• [Data for analysis]

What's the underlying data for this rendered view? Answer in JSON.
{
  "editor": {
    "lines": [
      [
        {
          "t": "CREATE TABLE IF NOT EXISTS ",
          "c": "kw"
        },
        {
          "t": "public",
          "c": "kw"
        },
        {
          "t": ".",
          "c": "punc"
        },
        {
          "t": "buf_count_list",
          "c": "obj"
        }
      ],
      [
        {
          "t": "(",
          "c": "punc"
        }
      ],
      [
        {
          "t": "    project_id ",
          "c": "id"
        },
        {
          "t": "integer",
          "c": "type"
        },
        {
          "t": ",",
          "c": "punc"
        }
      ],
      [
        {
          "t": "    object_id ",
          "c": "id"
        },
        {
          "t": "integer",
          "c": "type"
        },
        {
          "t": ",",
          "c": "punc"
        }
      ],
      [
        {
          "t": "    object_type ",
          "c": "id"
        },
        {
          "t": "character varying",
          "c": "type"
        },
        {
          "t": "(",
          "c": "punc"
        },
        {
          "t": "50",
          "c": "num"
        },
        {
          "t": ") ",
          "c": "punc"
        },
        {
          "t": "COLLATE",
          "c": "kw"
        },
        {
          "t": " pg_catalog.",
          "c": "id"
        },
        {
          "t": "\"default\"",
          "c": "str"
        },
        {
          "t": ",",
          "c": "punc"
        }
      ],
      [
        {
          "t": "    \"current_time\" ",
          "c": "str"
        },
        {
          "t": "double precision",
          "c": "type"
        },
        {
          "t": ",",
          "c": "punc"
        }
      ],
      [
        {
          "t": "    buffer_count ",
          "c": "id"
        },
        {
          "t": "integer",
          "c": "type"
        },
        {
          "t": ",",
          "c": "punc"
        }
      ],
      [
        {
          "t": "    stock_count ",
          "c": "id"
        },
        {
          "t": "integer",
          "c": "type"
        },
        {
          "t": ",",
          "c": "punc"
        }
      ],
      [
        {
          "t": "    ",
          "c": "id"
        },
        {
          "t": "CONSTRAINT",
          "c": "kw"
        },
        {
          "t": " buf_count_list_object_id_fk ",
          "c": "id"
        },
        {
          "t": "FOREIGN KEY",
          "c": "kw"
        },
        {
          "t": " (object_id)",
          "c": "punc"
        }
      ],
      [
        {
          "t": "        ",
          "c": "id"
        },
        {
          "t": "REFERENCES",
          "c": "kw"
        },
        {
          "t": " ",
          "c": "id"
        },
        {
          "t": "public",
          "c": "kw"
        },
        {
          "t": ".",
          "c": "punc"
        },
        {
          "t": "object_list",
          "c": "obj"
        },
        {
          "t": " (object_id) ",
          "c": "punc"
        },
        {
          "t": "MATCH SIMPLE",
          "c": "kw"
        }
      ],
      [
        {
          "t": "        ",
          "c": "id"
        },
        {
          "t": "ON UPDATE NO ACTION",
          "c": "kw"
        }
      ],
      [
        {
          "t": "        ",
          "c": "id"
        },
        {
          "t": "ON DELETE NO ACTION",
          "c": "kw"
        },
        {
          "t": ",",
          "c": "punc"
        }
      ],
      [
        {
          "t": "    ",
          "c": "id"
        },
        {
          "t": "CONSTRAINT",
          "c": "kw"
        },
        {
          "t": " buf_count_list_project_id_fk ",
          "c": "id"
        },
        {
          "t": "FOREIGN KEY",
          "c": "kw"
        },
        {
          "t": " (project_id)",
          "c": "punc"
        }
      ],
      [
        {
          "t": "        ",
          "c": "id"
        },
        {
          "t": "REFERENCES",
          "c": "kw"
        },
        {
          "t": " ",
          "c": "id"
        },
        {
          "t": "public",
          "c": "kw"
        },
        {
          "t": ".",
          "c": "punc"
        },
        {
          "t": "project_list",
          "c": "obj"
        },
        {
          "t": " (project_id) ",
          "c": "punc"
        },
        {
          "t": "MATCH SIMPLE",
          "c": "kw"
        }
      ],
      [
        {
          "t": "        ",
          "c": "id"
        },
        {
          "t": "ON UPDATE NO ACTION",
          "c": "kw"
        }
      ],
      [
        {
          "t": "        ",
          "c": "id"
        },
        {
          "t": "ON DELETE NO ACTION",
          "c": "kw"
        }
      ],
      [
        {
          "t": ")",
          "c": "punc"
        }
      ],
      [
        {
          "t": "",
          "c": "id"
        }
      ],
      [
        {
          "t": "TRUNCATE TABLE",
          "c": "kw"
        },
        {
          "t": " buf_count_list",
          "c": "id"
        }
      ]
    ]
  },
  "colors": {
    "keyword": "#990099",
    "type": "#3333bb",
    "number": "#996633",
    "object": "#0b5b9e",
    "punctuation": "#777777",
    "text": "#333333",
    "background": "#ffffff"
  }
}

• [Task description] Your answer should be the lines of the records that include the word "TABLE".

• [Result for this exercise]
          "t": "CREATE TABLE IF NOT EXISTS ",
          "t": "TRUNCATE TABLE",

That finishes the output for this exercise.